▶ What this task involves
In the records below, find the line containing "Serialize everything readable"; give it again exactly, along with every line that follows, and nothing else.

Dataset rows for apps and sites
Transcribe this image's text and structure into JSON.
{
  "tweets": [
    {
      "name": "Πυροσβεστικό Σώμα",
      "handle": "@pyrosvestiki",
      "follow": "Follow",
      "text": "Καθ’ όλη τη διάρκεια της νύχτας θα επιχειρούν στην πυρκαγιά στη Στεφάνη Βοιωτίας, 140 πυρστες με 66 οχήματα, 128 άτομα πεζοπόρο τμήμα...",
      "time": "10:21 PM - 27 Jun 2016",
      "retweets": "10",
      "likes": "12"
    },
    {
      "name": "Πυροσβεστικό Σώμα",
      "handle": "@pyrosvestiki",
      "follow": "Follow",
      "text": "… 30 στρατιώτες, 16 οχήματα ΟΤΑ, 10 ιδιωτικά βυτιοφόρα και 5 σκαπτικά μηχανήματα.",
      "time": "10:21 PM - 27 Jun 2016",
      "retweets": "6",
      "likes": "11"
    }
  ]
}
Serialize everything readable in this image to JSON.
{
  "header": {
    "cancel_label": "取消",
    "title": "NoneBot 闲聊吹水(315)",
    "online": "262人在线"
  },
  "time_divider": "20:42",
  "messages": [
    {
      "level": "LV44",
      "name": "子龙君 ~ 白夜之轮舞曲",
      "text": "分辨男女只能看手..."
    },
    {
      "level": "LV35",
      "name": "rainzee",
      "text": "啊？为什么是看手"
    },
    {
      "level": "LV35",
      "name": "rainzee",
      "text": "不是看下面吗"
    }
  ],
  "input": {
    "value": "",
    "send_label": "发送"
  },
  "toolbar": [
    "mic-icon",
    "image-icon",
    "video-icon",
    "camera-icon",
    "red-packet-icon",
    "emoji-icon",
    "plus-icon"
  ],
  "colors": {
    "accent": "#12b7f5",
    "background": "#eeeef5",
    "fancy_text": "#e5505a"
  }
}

▶ Response
Serialize everything readable in this image to JSON.
{
  "header": {
    "cancel_label": "取消",
    "title": "NoneBot 闲聊吹水(315)",
    "online": "262人在线"
  },
  "time_divider": "20:42",
  "messages": [
    {
      "level": "LV44",
      "name": "子龙君 ~ 白夜之轮舞曲",
      "text": "分辨男女只能看手..."
    },
    {
      "level": "LV35",
      "name": "rainzee",
      "text": "啊？为什么是看手"
    },
    {
      "level": "LV35",
      "name": "rainzee",
      "text": "不是看下面吗"
    }
  ],
  "input": {
    "value": "",
    "send_label": "发送"
  },
  "toolbar": [
    "mic-icon",
    "image-icon",
    "video-icon",
    "camera-icon",
    "red-packet-icon",
    "emoji-icon",
    "plus-icon"
  ],
  "colors": {
    "accent": "#12b7f5",
    "background": "#eeeef5",
    "fancy_text": "#e5505a"
  }
}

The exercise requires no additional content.